*** Opening of Supplied records ***

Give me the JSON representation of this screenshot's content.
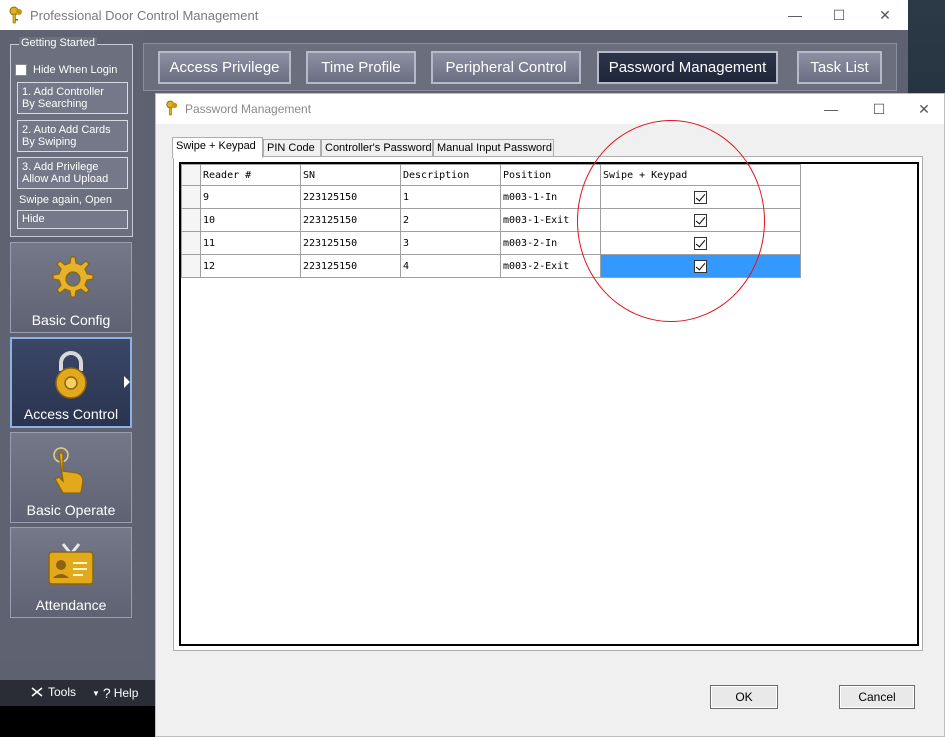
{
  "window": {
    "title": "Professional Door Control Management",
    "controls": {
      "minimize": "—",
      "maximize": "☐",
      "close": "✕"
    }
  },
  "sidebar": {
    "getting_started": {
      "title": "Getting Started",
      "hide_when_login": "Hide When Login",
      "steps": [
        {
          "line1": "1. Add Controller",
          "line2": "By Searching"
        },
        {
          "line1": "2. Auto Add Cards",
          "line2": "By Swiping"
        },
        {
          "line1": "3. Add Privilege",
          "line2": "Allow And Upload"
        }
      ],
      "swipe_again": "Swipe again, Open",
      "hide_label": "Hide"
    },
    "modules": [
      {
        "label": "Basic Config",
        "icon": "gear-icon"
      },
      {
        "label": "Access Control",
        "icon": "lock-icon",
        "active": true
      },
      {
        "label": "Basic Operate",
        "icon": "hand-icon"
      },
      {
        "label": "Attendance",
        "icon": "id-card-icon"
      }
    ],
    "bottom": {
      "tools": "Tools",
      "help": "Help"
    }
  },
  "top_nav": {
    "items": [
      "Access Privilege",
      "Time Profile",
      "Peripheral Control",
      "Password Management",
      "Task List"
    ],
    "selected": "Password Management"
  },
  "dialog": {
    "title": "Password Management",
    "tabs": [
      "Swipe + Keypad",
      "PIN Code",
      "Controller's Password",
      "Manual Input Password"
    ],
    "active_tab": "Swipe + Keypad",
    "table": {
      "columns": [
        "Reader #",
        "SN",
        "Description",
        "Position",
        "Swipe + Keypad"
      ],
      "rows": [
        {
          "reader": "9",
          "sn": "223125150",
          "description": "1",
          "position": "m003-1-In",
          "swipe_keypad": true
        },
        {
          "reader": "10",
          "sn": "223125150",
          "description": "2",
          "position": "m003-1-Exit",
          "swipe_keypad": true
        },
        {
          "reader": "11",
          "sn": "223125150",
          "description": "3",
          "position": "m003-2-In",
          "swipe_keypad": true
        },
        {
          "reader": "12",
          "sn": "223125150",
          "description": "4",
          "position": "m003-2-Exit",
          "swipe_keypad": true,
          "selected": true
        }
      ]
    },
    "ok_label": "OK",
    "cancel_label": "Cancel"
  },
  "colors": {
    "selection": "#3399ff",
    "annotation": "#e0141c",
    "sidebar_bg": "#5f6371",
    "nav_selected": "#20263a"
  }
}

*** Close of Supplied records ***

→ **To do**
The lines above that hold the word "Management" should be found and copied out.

→ **Exercise result**
    "title": "Professional Door Control Management",
      "Password Management",
    "selected": "Password Management"
    "title": "Password Management",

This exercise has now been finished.